START Material to process
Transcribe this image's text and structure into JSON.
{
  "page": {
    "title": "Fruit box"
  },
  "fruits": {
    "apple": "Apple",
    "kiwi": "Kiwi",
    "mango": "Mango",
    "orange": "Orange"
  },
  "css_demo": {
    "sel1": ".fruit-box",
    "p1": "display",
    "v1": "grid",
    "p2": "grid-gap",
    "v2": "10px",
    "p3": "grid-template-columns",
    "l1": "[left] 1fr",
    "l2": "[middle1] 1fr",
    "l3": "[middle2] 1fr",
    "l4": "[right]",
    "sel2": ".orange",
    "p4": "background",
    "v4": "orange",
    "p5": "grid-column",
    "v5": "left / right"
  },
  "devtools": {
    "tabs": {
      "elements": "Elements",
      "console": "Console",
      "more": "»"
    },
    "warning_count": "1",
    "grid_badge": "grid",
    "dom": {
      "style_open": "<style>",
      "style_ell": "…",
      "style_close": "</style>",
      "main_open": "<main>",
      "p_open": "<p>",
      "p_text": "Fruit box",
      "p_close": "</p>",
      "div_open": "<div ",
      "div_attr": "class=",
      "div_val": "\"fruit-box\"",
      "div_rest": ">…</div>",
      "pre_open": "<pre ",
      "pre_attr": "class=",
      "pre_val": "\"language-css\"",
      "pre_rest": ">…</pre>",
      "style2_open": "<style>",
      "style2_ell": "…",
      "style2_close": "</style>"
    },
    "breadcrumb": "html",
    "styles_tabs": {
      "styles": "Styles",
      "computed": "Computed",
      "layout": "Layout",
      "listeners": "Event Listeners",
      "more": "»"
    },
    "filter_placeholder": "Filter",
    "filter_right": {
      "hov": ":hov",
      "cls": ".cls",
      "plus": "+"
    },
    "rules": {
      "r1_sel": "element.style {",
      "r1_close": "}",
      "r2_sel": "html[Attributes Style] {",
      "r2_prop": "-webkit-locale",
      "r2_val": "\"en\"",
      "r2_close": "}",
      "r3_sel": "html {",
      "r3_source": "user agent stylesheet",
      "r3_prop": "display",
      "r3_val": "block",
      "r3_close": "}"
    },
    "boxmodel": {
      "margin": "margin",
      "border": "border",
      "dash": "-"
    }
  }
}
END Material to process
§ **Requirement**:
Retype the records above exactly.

§ **Solution to this task**:
Transcribe this image's text and structure into JSON.
{
  "page": {
    "title": "Fruit box"
  },
  "fruits": {
    "apple": "Apple",
    "kiwi": "Kiwi",
    "mango": "Mango",
    "orange": "Orange"
  },
  "css_demo": {
    "sel1": ".fruit-box",
    "p1": "display",
    "v1": "grid",
    "p2": "grid-gap",
    "v2": "10px",
    "p3": "grid-template-columns",
    "l1": "[left] 1fr",
    "l2": "[middle1] 1fr",
    "l3": "[middle2] 1fr",
    "l4": "[right]",
    "sel2": ".orange",
    "p4": "background",
    "v4": "orange",
    "p5": "grid-column",
    "v5": "left / right"
  },
  "devtools": {
    "tabs": {
      "elements": "Elements",
      "console": "Console",
      "more": "»"
    },
    "warning_count": "1",
    "grid_badge": "grid",
    "dom": {
      "style_open": "<style>",
      "style_ell": "…",
      "style_close": "</style>",
      "main_open": "<main>",
      "p_open": "<p>",
      "p_text": "Fruit box",
      "p_close": "</p>",
      "div_open": "<div ",
      "div_attr": "class=",
      "div_val": "\"fruit-box\"",
      "div_rest": ">…</div>",
      "pre_open": "<pre ",
      "pre_attr": "class=",
      "pre_val": "\"language-css\"",
      "pre_rest": ">…</pre>",
      "style2_open": "<style>",
      "style2_ell": "…",
      "style2_close": "</style>"
    },
    "breadcrumb": "html",
    "styles_tabs": {
      "styles": "Styles",
      "computed": "Computed",
      "layout": "Layout",
      "listeners": "Event Listeners",
      "more": "»"
    },
    "filter_placeholder": "Filter",
    "filter_right": {
      "hov": ":hov",
      "cls": ".cls",
      "plus": "+"
    },
    "rules": {
      "r1_sel": "element.style {",
      "r1_close": "}",
      "r2_sel": "html[Attributes Style] {",
      "r2_prop": "-webkit-locale",
      "r2_val": "\"en\"",
      "r2_close": "}",
      "r3_sel": "html {",
      "r3_source": "user agent stylesheet",
      "r3_prop": "display",
      "r3_val": "block",
      "r3_close": "}"
    },
    "boxmodel": {
      "margin": "margin",
      "border": "border",
      "dash": "-"
    }
  }
}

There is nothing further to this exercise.